Getting off the amphibious craft was but a small victory for the soldiers. They still needed to make their way through 200 yards of the violent high tide surf. Here, take another moment to really understand this picture. Two hundred yards: the equivalent of two football fields in some of the most brutal conditions one can – or maybe cannot – imagine. And still, you’ve only made it part of the way. Once the soldiers finally make it onto shore, there are another 350 yards to go, still under heavy fire, before reaching the beach head and hopefully some coverage. Each beach had its own challenges:
Utah Beach was five miles wide, and the westernmost of the five beaches. Four thousand troops and 1,700 motorized vehicles had landed at Utah with surprisingly few casualties—fewer than 300 men (not including paratroopers).
Omaha Beach was six miles wide, and the largest of the five beaches. Heavy seas, underwater obstacles, and intense enemy fire destroyed many craft, causing high casualties even before the assault battalions reached shore. The Americans suffered 2,400 casualties at Omaha.
Juno Beach was six miles wide total, but only three miles would be attacked by the Canadian 3rd Infantry Division. When they reached the beach, they were hit by a wave of firepower from German soldiers who had fortified the area immediately behind the beach.
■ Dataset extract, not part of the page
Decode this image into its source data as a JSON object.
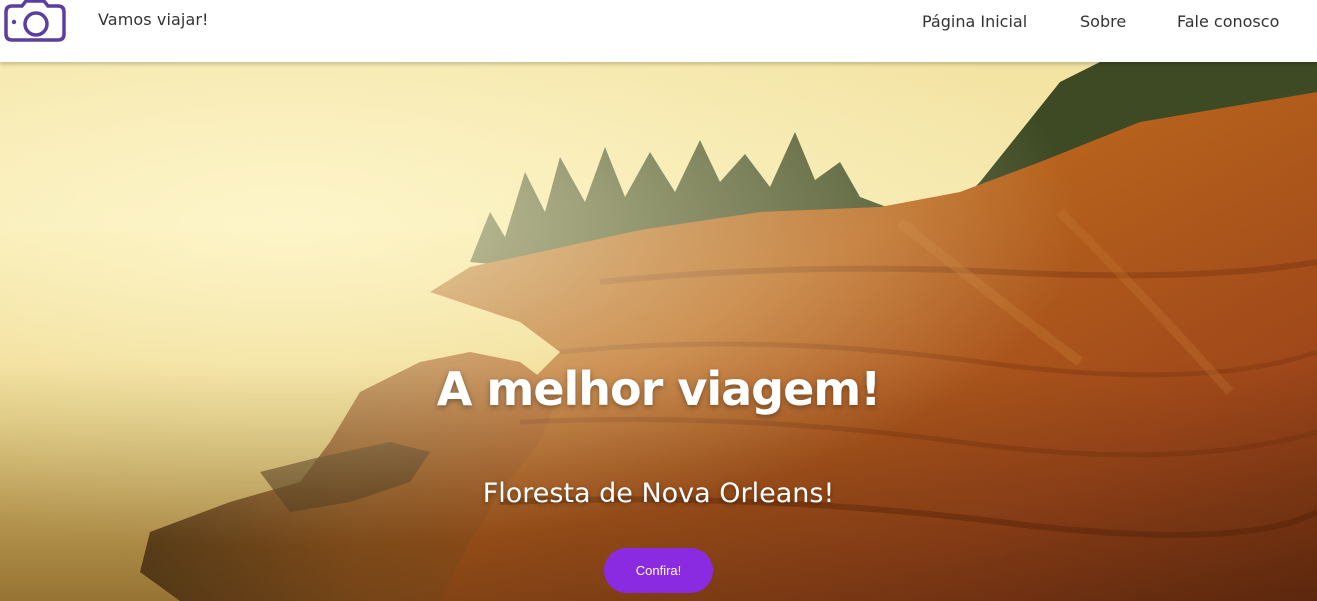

Canadian forces at Juno Beach sustained roughly 1,063 casualties.
Gold Beach is situated in the middle of the five Allied landing beaches and was approximately five miles wide. Four hundred British soldiers were killed, wounded, taken prisoner, or reported missing in the shock of the initial assault. By the evening of June 6, 25,000 men penetrated six miles inland, and linked up with the Canadians from Juno Beach on the left.
Sword Beach was the easternmost of the five Allied landing sites. It was five miles long, but only one mile was used for landing due to offshore reefs.
Legacy and Remembrance
This operation took more than a year of planning and backup contingencies. For something this important, all details needed to be checked, re-checked, and then checked again, and again. June 6 was not the original plan, but the Allied commanders knew that if they missed their opportunity, it would be several weeks before they could make Operation Overlord happen. Allied troops numbering 156,000 landed in Normandy when D-Day began. More than 11,500 aircraft took part in the landings. Almost 7,000 vessels were involved in the naval portion of Operation Neptune. And the fact most bitterly remembered – more than 4,400 Allied soldiers died on D-Day.
Casualties in the first few waves of men storming the beaches were high, especially on Omaha Beach. If you had viewed the initial scene, you may have thought it was all a failure. But all Allied parties, along with the French resistance on land, knew they could not fail. So they pushed through and onward. It would still be several weeks before France would be relieved of Nazi occupation and oppression. But the end of WWII and Hitler’s regime began on June 6, 1944. Call it D-Day. Call it Operation Overlord. Call it a sacrifice. Call it a victory. Because no matter what you call it, it was the day where the tenacity and valor of men were proven in a way that could not have been anticipated.
June 6, 2020, marks 76 years since this event took place. Seventy-six years have come and gone since the tide of WWII turned in favor of the Allies. It is important that we remember their fight and, more significantly, their sacrifice. The world would be a much different place if it were not for the fortitude and fidelity that took place on the beaches of Normandy 76 years ago.